Google has released its yearly review Fighting Bad Advertising Practices. In this it reports to have disabled over 524 million ads and banned over 214,000 advertisers from its search results during 2014.
Back in 2012, Google said it was fighting a continuous battle against a number of 'bad actors' from "fraudulent tickets to underground international operations trying to spread malware and spyware."
The Google engineer Sridhar Ramaswamy said that as advertisers submit billions of advertisements to the website, Google must use a combination of technological tools and human intervention in order to combat the volume of malicious ads that appear.
Combating the bad ads of today
Google has shown how it uses an automated system to combat the number of bad ads on its platform.
Taking an example ad for rental properties, Google said most people would assume these were legitimate.

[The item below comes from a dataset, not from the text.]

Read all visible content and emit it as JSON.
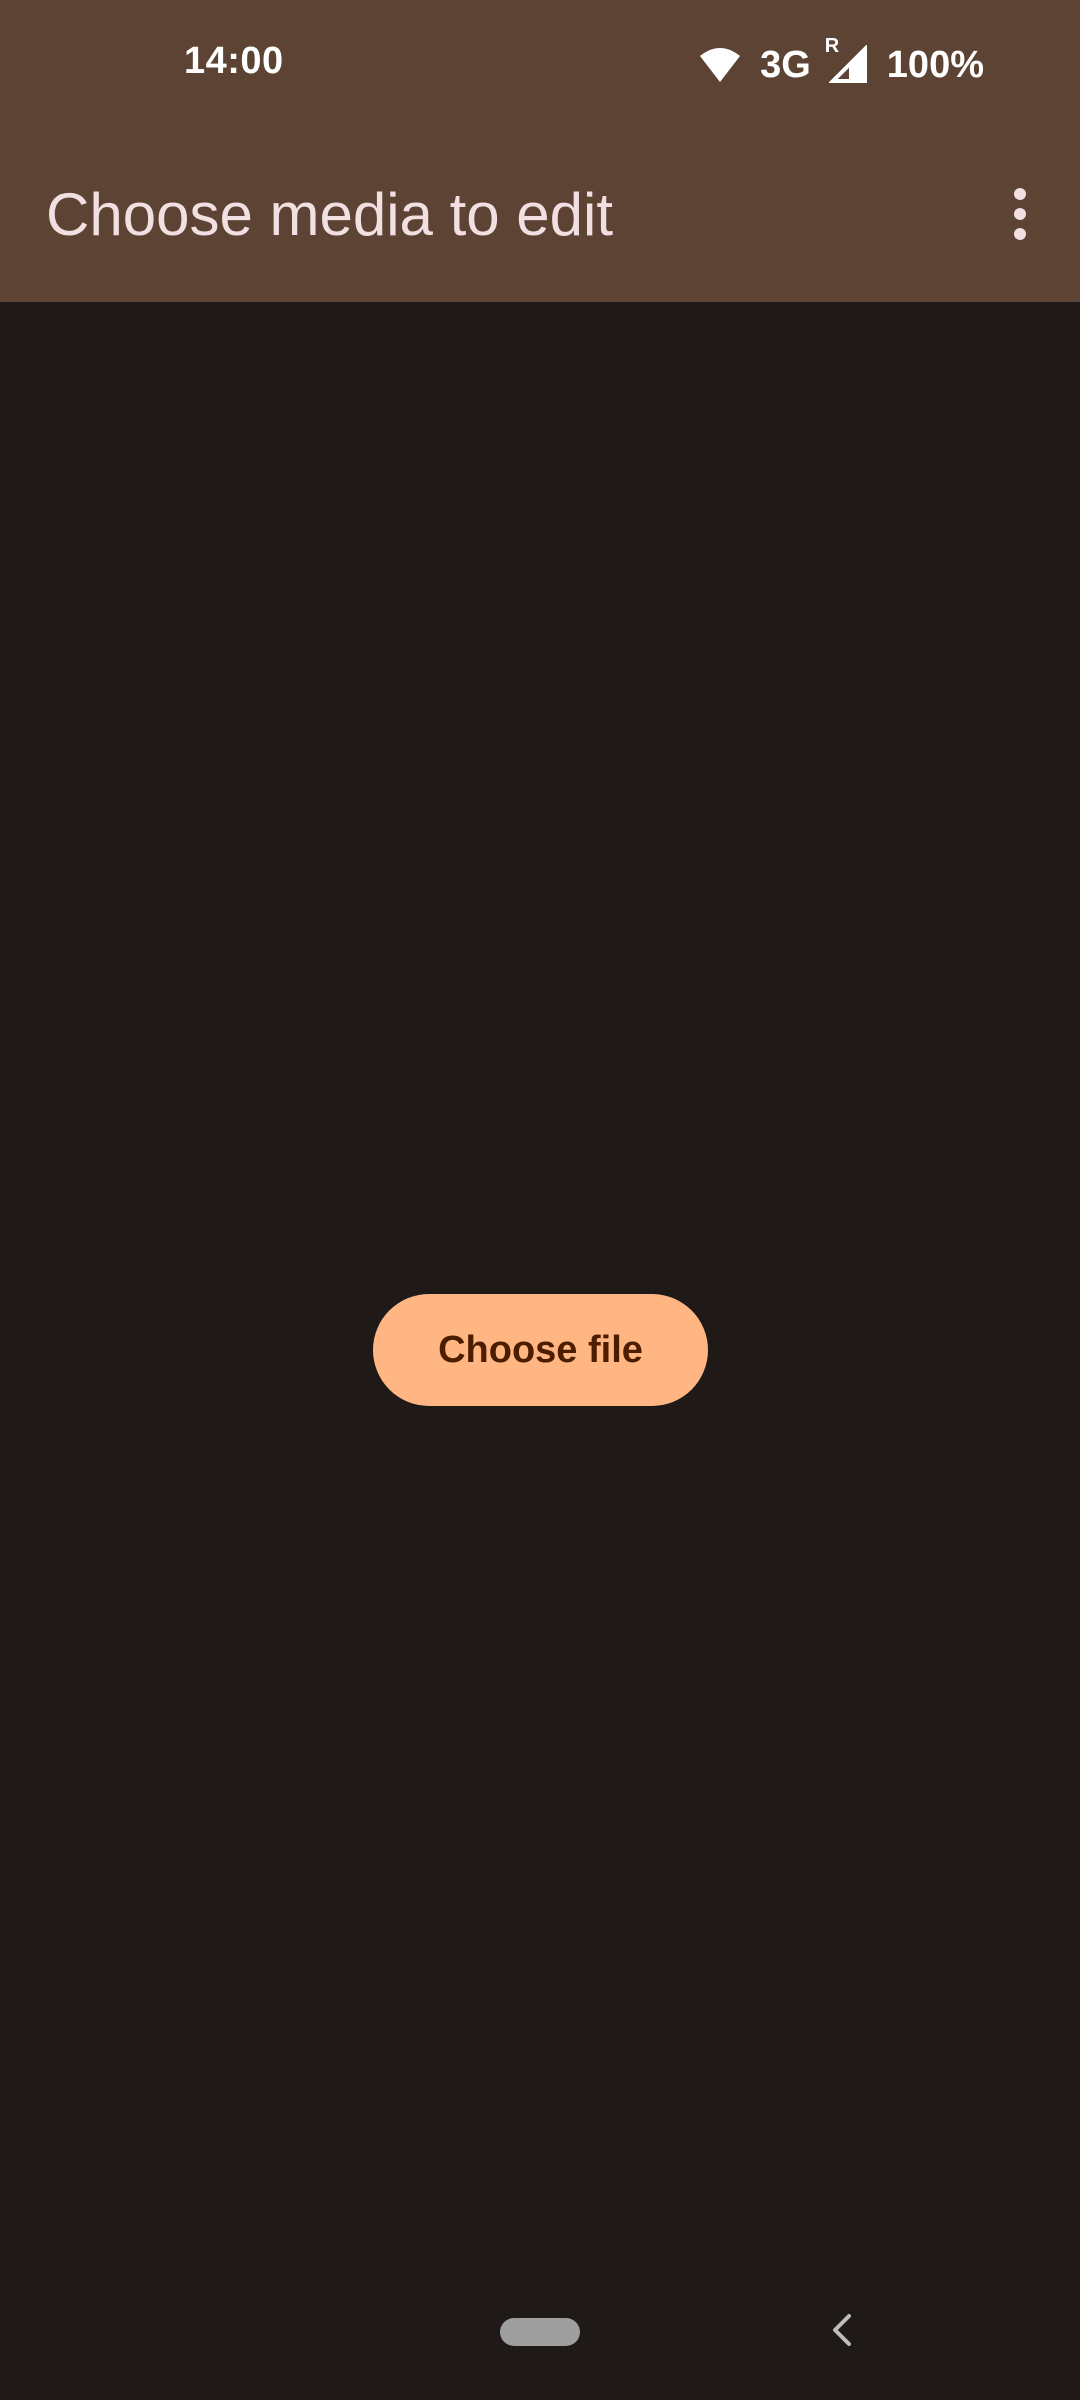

But the system had flagged the ads for review.
The director of ads engineering at Google, Vikaram Gupta, said: "After we dug in deeper, we discovered that the system was right to be suspicious - the vacation rentals turned out to be a scam and the rental properties didn't exist."
He added that the technique had helped Google to tackle many more bad actors on the web:

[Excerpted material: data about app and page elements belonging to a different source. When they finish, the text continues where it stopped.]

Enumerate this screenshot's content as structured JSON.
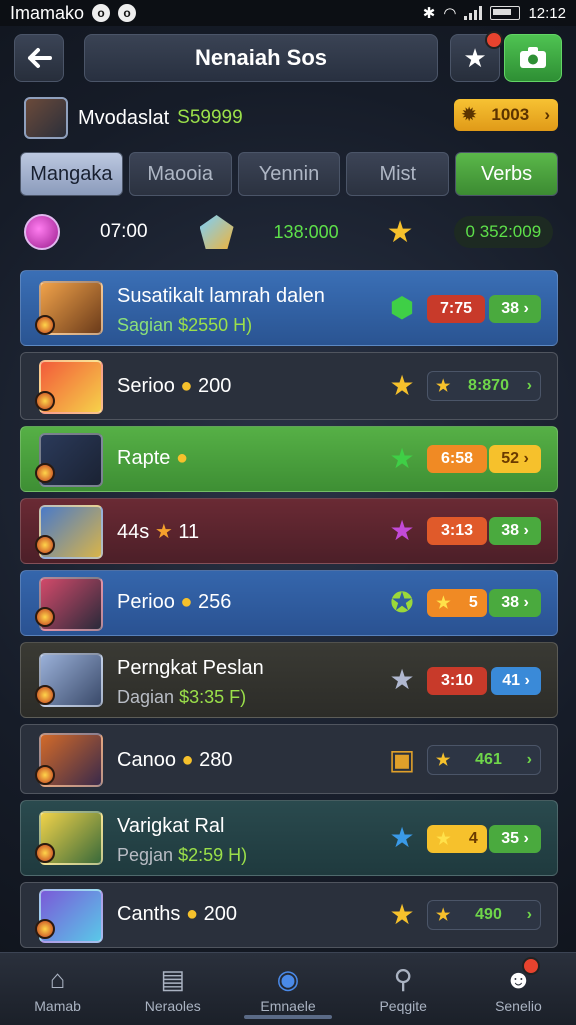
{
  "status_bar": {
    "carrier": "Imamako",
    "time": "12:12",
    "battery_label": "12"
  },
  "header": {
    "title": "Nenaiah Sos"
  },
  "profile": {
    "name": "Mvodaslat",
    "money": "S59999",
    "coins": "1003"
  },
  "tabs": [
    {
      "label": "Mangaka",
      "state": "active"
    },
    {
      "label": "Maooia",
      "state": "normal"
    },
    {
      "label": "Yennin",
      "state": "normal"
    },
    {
      "label": "Mist",
      "state": "normal"
    },
    {
      "label": "Verbs",
      "state": "green"
    }
  ],
  "stats": {
    "time": "07:00",
    "value_a": "138:000",
    "value_b": "0 352:009"
  },
  "rows": [
    {
      "name": "Susatikalt lamrah dalen",
      "sub_prefix": "Sagian",
      "sub_amount": "$2550 H)",
      "pill_a": "7:75",
      "pill_b": "38",
      "icon": "green-gem-icon"
    },
    {
      "name": "Serioo",
      "coin_value": "200",
      "wide_value": "8:870",
      "icon": "star-icon"
    },
    {
      "name": "Rapte",
      "pill_a": "6:58",
      "pill_b": "52",
      "icon": "green-star-icon"
    },
    {
      "name": "44s",
      "coin_value": "11",
      "pill_a": "3:13",
      "pill_b": "38",
      "icon": "purple-star-icon"
    },
    {
      "name": "Perioo",
      "coin_value": "256",
      "pill_a": "5",
      "pill_b": "38",
      "icon": "gold-coin-icon"
    },
    {
      "name": "Perngkat Peslan",
      "sub_prefix": "Dagian",
      "sub_amount": "$3:35 F)",
      "pill_a": "3:10",
      "pill_b": "41",
      "icon": "silver-star-icon"
    },
    {
      "name": "Canoo",
      "coin_value": "280",
      "wide_value": "461",
      "icon": "chest-icon"
    },
    {
      "name": "Varigkat Ral",
      "sub_prefix": "Pegjan",
      "sub_amount": "$2:59 H)",
      "pill_a": "4",
      "pill_b": "35",
      "icon": "blue-star-icon"
    },
    {
      "name": "Canths",
      "coin_value": "200",
      "wide_value": "490",
      "icon": "star-icon"
    }
  ],
  "nav": [
    {
      "label": "Mamab",
      "icon": "home-icon"
    },
    {
      "label": "Neraoles",
      "icon": "cards-icon"
    },
    {
      "label": "Emnaele",
      "icon": "shield-icon"
    },
    {
      "label": "Peqgite",
      "icon": "search-icon"
    },
    {
      "label": "Senelio",
      "icon": "skull-icon"
    }
  ],
  "colors": {
    "green": "#4caf3c",
    "gold": "#f6c12c",
    "red_pill": "#d9432e",
    "orange_pill": "#f08a24",
    "blue_row": "#2f5a98"
  }
}
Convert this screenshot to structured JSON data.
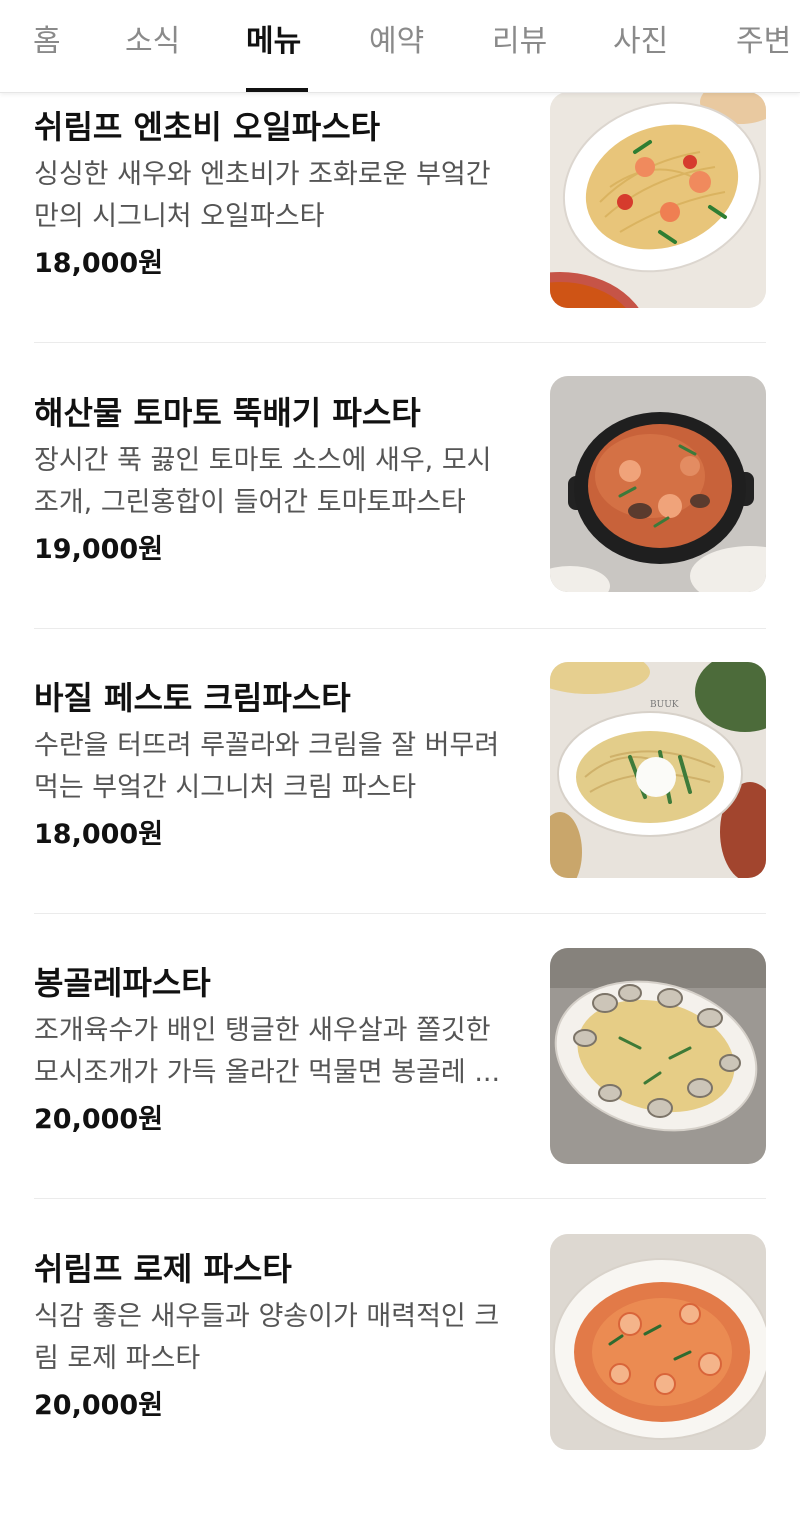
{
  "tabs": [
    {
      "label": "홈",
      "active": false
    },
    {
      "label": "소식",
      "active": false
    },
    {
      "label": "메뉴",
      "active": true
    },
    {
      "label": "예약",
      "active": false
    },
    {
      "label": "리뷰",
      "active": false
    },
    {
      "label": "사진",
      "active": false
    },
    {
      "label": "주변",
      "active": false
    }
  ],
  "menu": {
    "items": [
      {
        "name": "쉬림프 엔초비 오일파스타",
        "desc_lines": [
          "싱싱한 새우와 엔초비가 조화로운 부엌간",
          "만의 시그니처 오일파스타"
        ],
        "price": "18,000원",
        "image": "shrimp-anchovy-oil-pasta-photo"
      },
      {
        "name": "해산물 토마토 뚝배기 파스타",
        "desc_lines": [
          "장시간 푹 끓인 토마토 소스에 새우, 모시",
          "조개, 그린홍합이 들어간 토마토파스타"
        ],
        "price": "19,000원",
        "image": "seafood-tomato-pot-pasta-photo"
      },
      {
        "name": "바질 페스토 크림파스타",
        "desc_lines": [
          "수란을 터뜨려 루꼴라와 크림을 잘 버무려",
          "먹는 부엌간 시그니처 크림 파스타"
        ],
        "price": "18,000원",
        "image": "basil-pesto-cream-pasta-photo"
      },
      {
        "name": "봉골레파스타",
        "desc_lines": [
          "조개육수가 배인 탱글한 새우살과 쫄깃한",
          "모시조개가 가득 올라간 먹물면 봉골레 ..."
        ],
        "price": "20,000원",
        "image": "vongole-pasta-photo"
      },
      {
        "name": "쉬림프 로제 파스타",
        "desc_lines": [
          "식감 좋은 새우들과 양송이가 매력적인 크",
          "림 로제 파스타"
        ],
        "price": "20,000원",
        "image": "shrimp-rose-pasta-photo"
      }
    ]
  },
  "colors": {
    "text_primary": "#111111",
    "text_secondary": "#555555",
    "tab_inactive": "#8a8a8a",
    "divider": "#ebebeb"
  }
}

- 7,000 advertisers for promoting counterfeit goods
- 2.5 million ads for promoting outrageous claims for dietary and weight loss supplements
- 250,000 sites from its network for hiding malware
Combating the bad ads of tomorrow
Gupta said: "Bad actors continually create more sophisticated systems and scams, so we too are continually evolving our practices, technology, and methodology in fighting these bad ads".
He stressed Google's commitment to keep its platform clean and stop bad advertising practices, as many legitimate businesses rely on the platform for their advertisements.
Talking about the kind of advertisement Google backs, Ramaswamy said: "We believe ads that are useful... can help you find what you’re looking for online—whether you’re comparing digital cameras or researching new cars."